Why there might be no cure for ignorant: Part 2

By Trevor Coltham

In case you missed part 1, you can read it here.

Yesterday, we discussed a little about why some people have a cognitive bias around their knowledge, while others are keen and willing to learn further.

Here’s another way to look at it

Imagine someone decides they want to learn a new skill, for example project management. They pick up a book, read several chapters and use the limited information for a new product launch. It works well in their opinion.

The person feels they have got to grips with the skills required for project management fast. When asked how competent they are, the person might say 75%.

At this stage of the learning process, the person underestimates the size of the overall knowledge base within project management and how much more there is to learn.

If they don’t pick the book up again or seek additional skills they can end up with a false belief in their competency.

Compare the person in the example above to a professional project manager. A professional project manager has done extensive study, years in the field managing different complex projects for a range of different clients and industries.

This professional knows a lot more, and their curiosity, passion and therefore real knowledge help them to have a much better estimate of what they still have to learn.

So, maybe there’s a reason some of the most learned people have a quiet humility about themselves.

It’s way beyond the bravado and ego of the ‘know-it-all’ person because it’s about realising that confidence does not equal nor replace competence. Make sure you can see through the smoke and mirrors when you review and hire new salespeople.
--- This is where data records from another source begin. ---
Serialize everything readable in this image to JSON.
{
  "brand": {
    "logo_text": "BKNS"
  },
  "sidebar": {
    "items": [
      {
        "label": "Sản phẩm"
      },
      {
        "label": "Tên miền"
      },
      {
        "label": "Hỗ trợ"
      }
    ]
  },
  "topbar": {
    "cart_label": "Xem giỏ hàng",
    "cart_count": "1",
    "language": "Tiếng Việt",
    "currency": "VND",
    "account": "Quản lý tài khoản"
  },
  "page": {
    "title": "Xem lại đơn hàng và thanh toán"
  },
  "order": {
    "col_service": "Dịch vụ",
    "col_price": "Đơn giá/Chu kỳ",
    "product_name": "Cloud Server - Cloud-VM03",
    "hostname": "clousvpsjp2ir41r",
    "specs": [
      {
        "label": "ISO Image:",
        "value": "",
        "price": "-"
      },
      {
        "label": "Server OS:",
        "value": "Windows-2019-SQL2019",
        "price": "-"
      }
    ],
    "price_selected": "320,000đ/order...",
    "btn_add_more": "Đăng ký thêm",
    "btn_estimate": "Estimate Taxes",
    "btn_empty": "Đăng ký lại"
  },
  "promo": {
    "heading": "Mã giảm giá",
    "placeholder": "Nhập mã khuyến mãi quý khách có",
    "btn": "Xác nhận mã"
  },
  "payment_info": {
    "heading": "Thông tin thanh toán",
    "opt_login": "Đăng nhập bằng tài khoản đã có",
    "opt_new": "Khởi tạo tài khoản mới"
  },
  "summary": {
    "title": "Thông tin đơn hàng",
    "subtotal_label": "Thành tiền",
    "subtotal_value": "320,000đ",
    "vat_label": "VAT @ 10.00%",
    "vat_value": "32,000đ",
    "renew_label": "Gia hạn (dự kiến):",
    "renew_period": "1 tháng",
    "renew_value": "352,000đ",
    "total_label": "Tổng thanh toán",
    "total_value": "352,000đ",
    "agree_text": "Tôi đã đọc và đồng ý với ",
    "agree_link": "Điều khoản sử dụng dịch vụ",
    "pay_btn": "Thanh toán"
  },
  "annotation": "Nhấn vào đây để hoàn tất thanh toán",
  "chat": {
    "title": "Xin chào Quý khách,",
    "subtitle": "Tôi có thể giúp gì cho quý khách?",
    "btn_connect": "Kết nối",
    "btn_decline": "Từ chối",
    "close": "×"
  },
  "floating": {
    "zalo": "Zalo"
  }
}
Keen to learn more? Reach out here and see how SG Partners can assist you further with your sales growth.